Benin. President Thomas Boni Yayi was elected President of the African Union (AU) in January for a year. He succeeded Equatorial Guinea’s president in the post.
In June, Yayi hosted the annual Nordic-African summit, which included, among others, Sweden’s Foreign Minister Carl Bildt. US Secretary of State Hillary Clinton visited the country in August as the last arrest during a tour of Africa. In late October, European Commission President José Mario Barroso made his first visit there. In addition to entering into a loan agreement of EUR 50 million, Barroso and Yayi discussed the crisis in West African Mali.
Just before Barroso’s visit, a suspected plot against the president was revealed. Yayi’s doctor, a sibling and a former trade minister were arrested, suspected of planning to poison the president by exchanging his medicine for poison.

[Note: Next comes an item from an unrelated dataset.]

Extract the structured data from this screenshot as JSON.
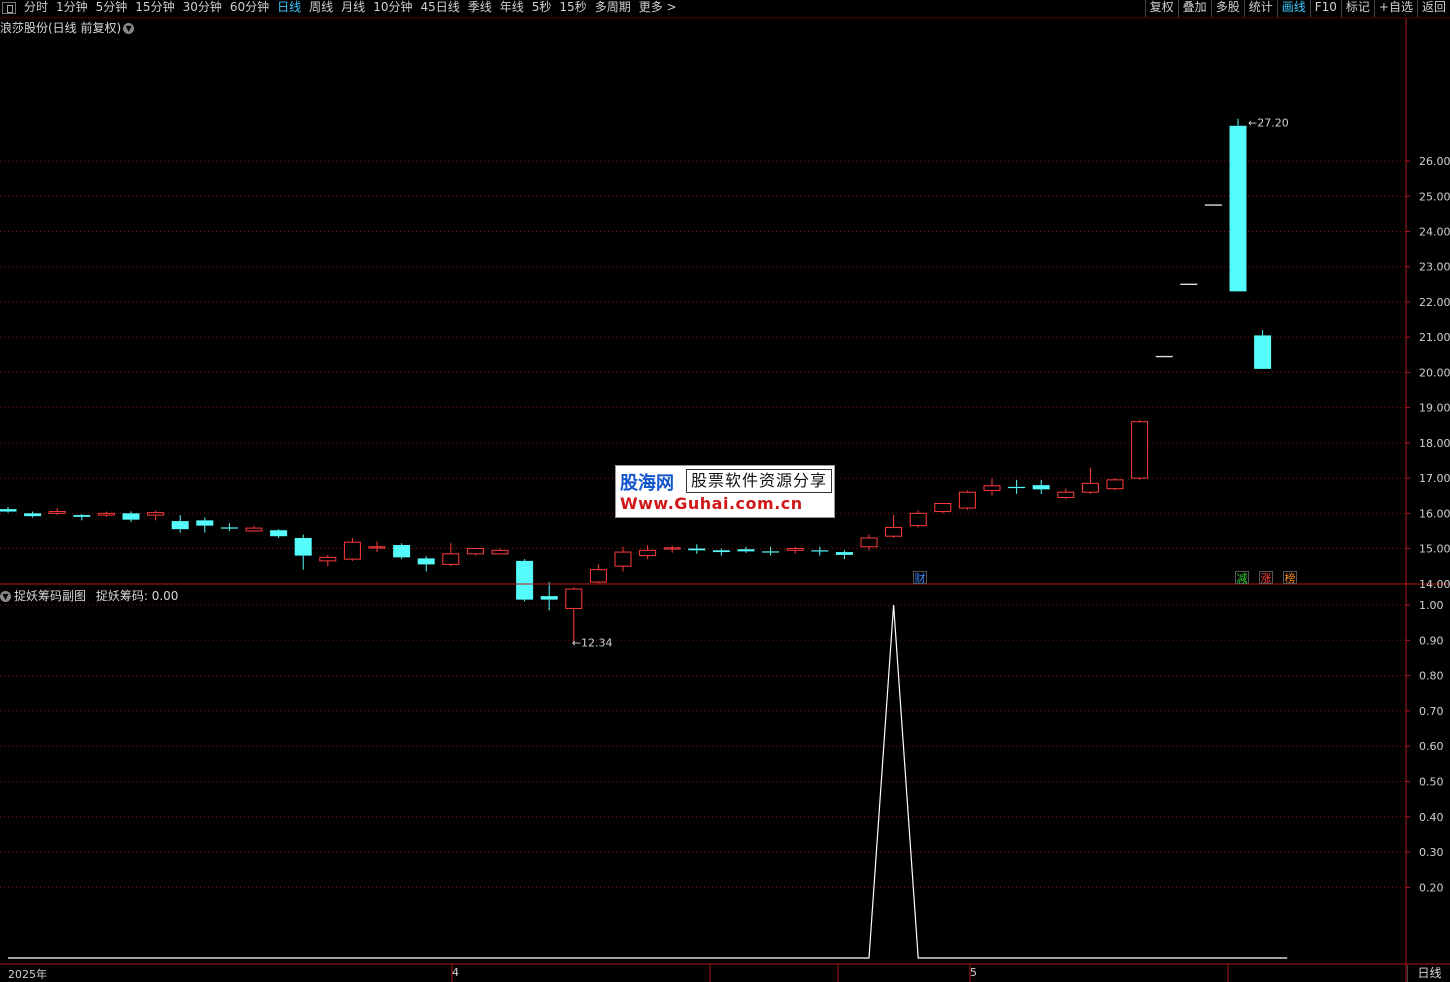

Shortly thereafter, an arrest warrant was issued against a businessman, Patrice Talon, who had previously funded the presidential election campaigns as well as a companion to Talon. Talon, who was abroad, denied the charges. Arguments about business contracts were mentioned as a possible motive for the plot.
- AbbreviationFinder.org: Provides most commonly used acronyms and abbreviations for Benin. Also includes location map, major cities, and country overview.
Pirate attacks continued off the coast of Guinea during the year and spread west toward Togo. Up to September, the number of reported attacks was slightly higher than in the corresponding period in 2011. The pirates in the Gulf of Guinea are often focused on stealing cargo, e.g. oil, and the risk of violence is great, warned international shipping organizations. Benin and neighboring Nigeria continued to patrol the waters, and Benin hosted a conference on anti-piracy.
According to countryaah, the population of Benin in 2012 was 10,575,841, ranking number 85 in the world. The population growth rate was 2.830% yearly, and the population density was 93.7917 people per km2.
Dahomey has two railway lines: the central railway and the east railway. The central railway (300 km.) Joins Cotonou to Savé passing through Allada and Abomey and from it branches off a section from Pakou to Segborué to Ouidah (30 km.); a road of 483 km., passable by cars in any season, goes from Savé to Gaya on the Niger. Extensions of the central railway are planned towards Niger and Upper Volta, and a line from Segborué to Anecho is also planned, which would connect the railway network of Dahomey with that of Togo. The Eastern railway (80 km.) Connects Porto Novo to Pobé with a branch for Sakéte. Cotonou, Ouidah and Grand Popo are external bays, where the ships fish offshore, and the discharges must be made by means of pirogues that cross the dam; Cotonou, the main port of the colony, it has a quay; a regular navigation service is necessary in the lagoons; the Cotnnou lagoon communicates with that of Porto Novo and this with Lagos (Nigeria).
Trade in Dahomey reaches a movement of 295 million (of which 159 for imports and 136 for exports). Imports mainly consist of manufactured items, cotton fabrics, sugar, petroleum, matches, tobacco; exports of palm nuts (48,000 tons, worth 85 million), palm oil (18,000 tons, worth 42 million), cotton (726 tons, worth 6 million), corn, dried fish. In imports France participates for 59 million, Great Britain for 54 and the United States for 19; France participates in exports for 32 million, Germany for 47, Great Britain for 37.
For the eastern part of Togo, which – by virtue of a Franco-English agreement of 1919 – was placed under a French mandate, see to the entry togo.